In Ukraine’s liberated city, locals weep with relief and tell harrowing stories

By Tom Balmforth

BALAKLIIA, Ukraine (Reuters) – The guns had fallen silent after three days of fighting in the battle-scarred city of Balakliia in northeastern Ukraine, but Mariya Tymofiyeva said it was only when she saw the Ukrainian soldiers that she realized that more than six months of Russian shooting. the occupation was over.

“I was walking away… when I saw an armored personnel carrier coming into the square with a Ukrainian flag – my heart sank and I started sobbing,” the 43-year-old resident said, her voice shaking with emotion. .

On Tuesday, she was among a crowd of residents receiving food parcels from a van in the same square where the Ukrainian flag was dramatically raised last week in one of the first images of northeastern Ukraine’s extraordinary counteroffensive.

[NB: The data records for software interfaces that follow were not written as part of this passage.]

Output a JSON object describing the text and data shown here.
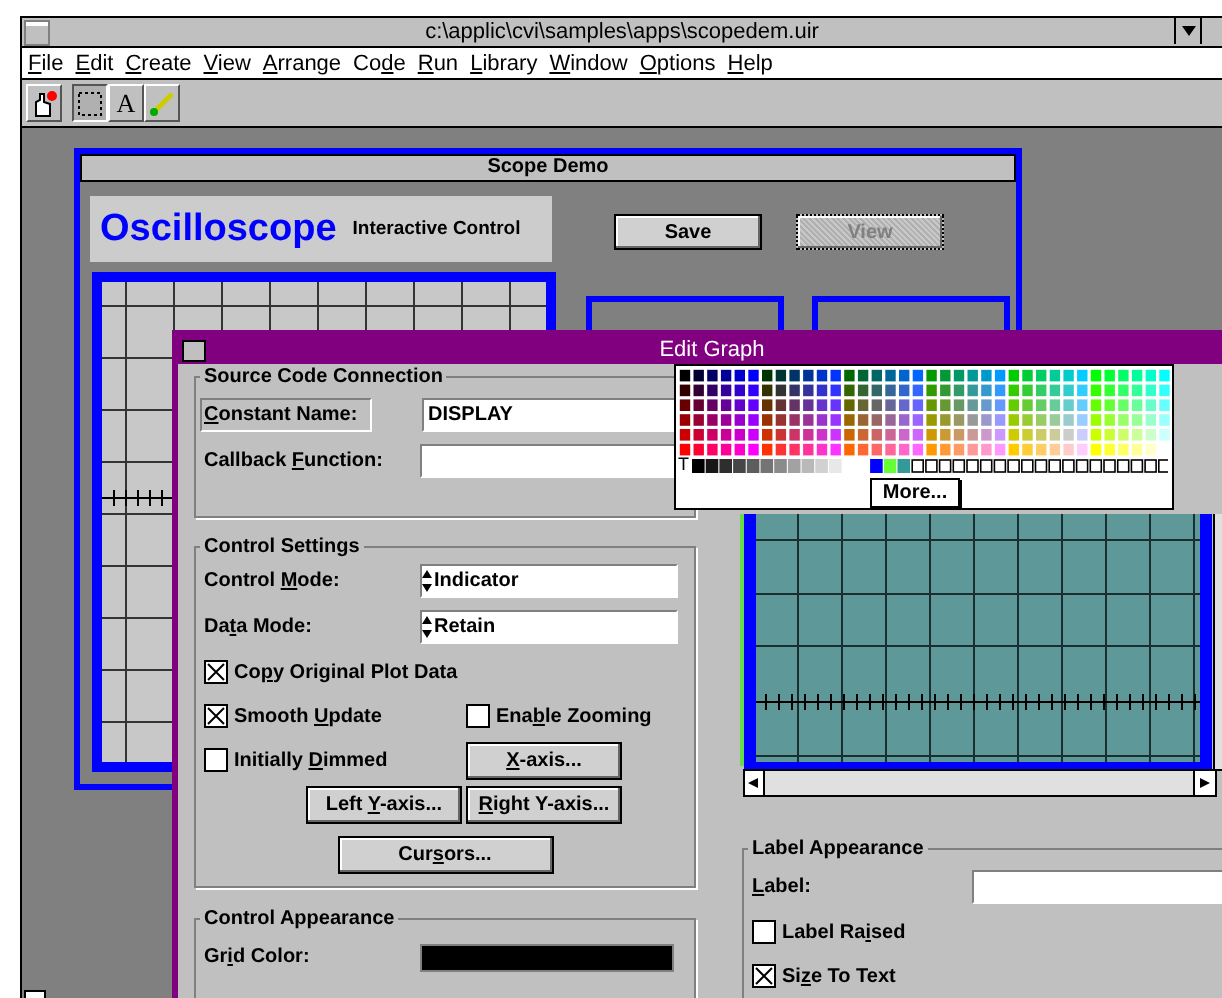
{
  "app_window": {
    "title": "c:\\applic\\cvi\\samples\\apps\\scopedem.uir",
    "menu": [
      {
        "key": "F",
        "after": "ile"
      },
      {
        "key": "E",
        "after": "dit"
      },
      {
        "key": "C",
        "after": "reate"
      },
      {
        "key": "V",
        "after": "iew"
      },
      {
        "key": "A",
        "after": "rrange"
      },
      {
        "before": "Co",
        "key": "d",
        "after": "e"
      },
      {
        "key": "R",
        "after": "un"
      },
      {
        "key": "L",
        "after": "ibrary"
      },
      {
        "key": "W",
        "after": "indow"
      },
      {
        "key": "O",
        "after": "ptions"
      },
      {
        "key": "H",
        "after": "elp"
      }
    ],
    "tools": [
      {
        "kind": "operate",
        "selected": false
      },
      {
        "kind": "select",
        "selected": true
      },
      {
        "kind": "text",
        "label": "A",
        "selected": false
      },
      {
        "kind": "color",
        "selected": false
      }
    ]
  },
  "scope_window": {
    "title": "Scope Demo",
    "heading": "Oscilloscope",
    "subheading": "Interactive Control",
    "buttons": [
      {
        "label": "Save",
        "disabled": false
      },
      {
        "label": "View",
        "disabled": true
      }
    ]
  },
  "dialog": {
    "title": "Edit Graph",
    "source": {
      "title": "Source Code Connection",
      "constant_label": {
        "key": "C",
        "after": "onstant Name:"
      },
      "constant_value": "DISPLAY",
      "callback_label": {
        "before": "Callback ",
        "key": "F",
        "after": "unction:"
      }
    },
    "settings": {
      "title": "Control Settings",
      "control_mode": {
        "label": {
          "before": "Control ",
          "key": "M",
          "after": "ode:"
        },
        "value": "Indicator"
      },
      "data_mode": {
        "label": {
          "before": "Da",
          "key": "t",
          "after": "a Mode:"
        },
        "value": "Retain"
      },
      "checks": [
        {
          "label": {
            "before": "Co",
            "key": "p",
            "after": "y Original Plot Data"
          },
          "checked": true
        },
        {
          "label": {
            "before": "Smooth ",
            "key": "U",
            "after": "pdate"
          },
          "checked": true
        },
        {
          "label": {
            "before": "Ena",
            "key": "b",
            "after": "le Zooming"
          },
          "checked": false
        },
        {
          "label": {
            "before": "Initially ",
            "key": "D",
            "after": "immed"
          },
          "checked": false
        }
      ],
      "buttons": [
        {
          "key": "X",
          "after": "-axis..."
        },
        {
          "before": "Left ",
          "key": "Y",
          "after": "-axis..."
        },
        {
          "key": "R",
          "after": "ight Y-axis..."
        },
        {
          "before": "Cur",
          "key": "s",
          "after": "ors..."
        }
      ]
    },
    "appearance": {
      "title": "Control Appearance",
      "grid_color_label": {
        "before": "Gr",
        "key": "i",
        "after": "d Color:"
      }
    },
    "label_appearance": {
      "title": "Label Appearance",
      "label": {
        "key": "L",
        "after": "abel:"
      },
      "checks": [
        {
          "label": {
            "before": "Label Ra",
            "key": "i",
            "after": "sed"
          },
          "checked": false
        },
        {
          "label": {
            "before": "Si",
            "key": "z",
            "after": "e To Text"
          },
          "checked": true
        }
      ]
    },
    "color_popup": {
      "transparent": "T",
      "more": "More..."
    }
  }
}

The city, which had a population of 27,000 before the war, is part of a chain of key urban outposts that Ukraine recaptured over the past week following the sudden collapse of one of Russia’s main front lines.

On Tuesday, the streets around Balakliia’s main square were eerily quiet. The Ukrainian flag flew over a statue of national poet Taras Shevchenko in front of the regional government building.

A short distance away, regional police officers took the journalists to the burial site of two people. The bodies had been exhumed and lay on the grass in open body bags.

The two men, they said, were civilians who had been shot dead at a checkpoint in the city on September 6 when the city was still under Russian control. The locals had buried them there because they had no other place to do it.

At the site of the exhumed grave, Valentyna, the distraught mother of one of the dead, Petro, 49, cursed the war and Russian President Vladimir Putin.

“No one can give my son back to me,” he said.

Reuters was unable to independently verify details of what happened in Balakliia. Russia has denied targeting civilians in what it calls a “special military operation” in Ukraine.


Tymofiyeva said it was clear to her that Russia, which invaded Ukraine in February, had planned to annex the city and surrounding territory.

Prices in stores were given in both Russian rubles and Ukrainian hryvnias; retirees were paid in rubles, he said.

The city was almost completely isolated from the outside world. There had been no TV, internet or mobile phone coverage since late April, he said, apart from one place where residents were trying to find a weak signal.

She said Russian soldiers stopped residents on the street and took their phones to check if they had pro-Ukrainian slogans or to see if they subscribed to pro-Ukrainian social media channels.

At one point, her husband was forced to remove his underwear in the street to ensure he did not have pro-Ukrainian tattoos and had not served in the Ukrainian army fighting Russian-backed forces in the Donbas region, she said.

Artem Larchenko, 32, said Russian forces searched his apartment in July for weapons. After finding a photo of his brother in a military uniform, they took him to a police station where he was held for 46 days, he said.

He said he was kept in a small cell with six other people.

His captors at one point used cables to apply electric shocks to his hands as they interrogated him, asking about the whereabouts of other former military personnel in the town, he said.

Sometimes he could hear screaming from his cell, he said.

The allegations could not be independently verified, but police led reporters into several windowless cells with rudimentary beds that were littered with old clothes and other trash.

Larchenko said he and other captives were taken to the bathroom twice a day with a bag over their heads and fed a diet of tasteless porridge.

“Every once in a while there was soup; if the soldiers didn’t eat it, it was a kind of celebration,” he said.


The road to Balakliia through the liberated areas was littered with charred vehicles and destroyed military equipment.

Groups of Ukrainian soldiers smoked, smiled and chatted by the roadside. A soldier was stretched out on top of a tank like it was his living room couch.

In the nearby town of Verbivka, excited but cheerful residents, many of them of retirement age, recounted the terrifying existence they carried during nearly seven months of Russian occupation.

“It was terrifying: we tried to walk less, so that they would see us less,” said Tetiana Sinovaz.

She said they had heard from their hiding place the fierce fighting to liberate the village and were surprised to find many buildings still standing when they left, although the school that the Russians had made their base was destroyed.

“We thought there would be no town left. We went out and everything was there!” she said.

Nadia Khvostok, 76, said she and other Verbivka villagers had encountered soldiers arriving with “tears in their eyes”.

“We couldn’t have been happier. My grandkids spent two and a half months in the basement. When they ripped out the corner of the house, the kids started shaking and stuttering.”

The children had since left with her daughter, she said, to an unknown destination.

Amid the rubble of the village school, Kharkiv regional governor Oleh Synehubov told reporters that they were trying to record and document evidence of war crimes.

“We have found some burial sites of civilians. We continue with the exhumation process. So far we know of at least five people, but unfortunately this is not the end, believe me,” he said.

(Reporting by Tom Balmforth; additional reporting by Anna Voitenko, editing by Rosalba O’Brien)

Leave a Comment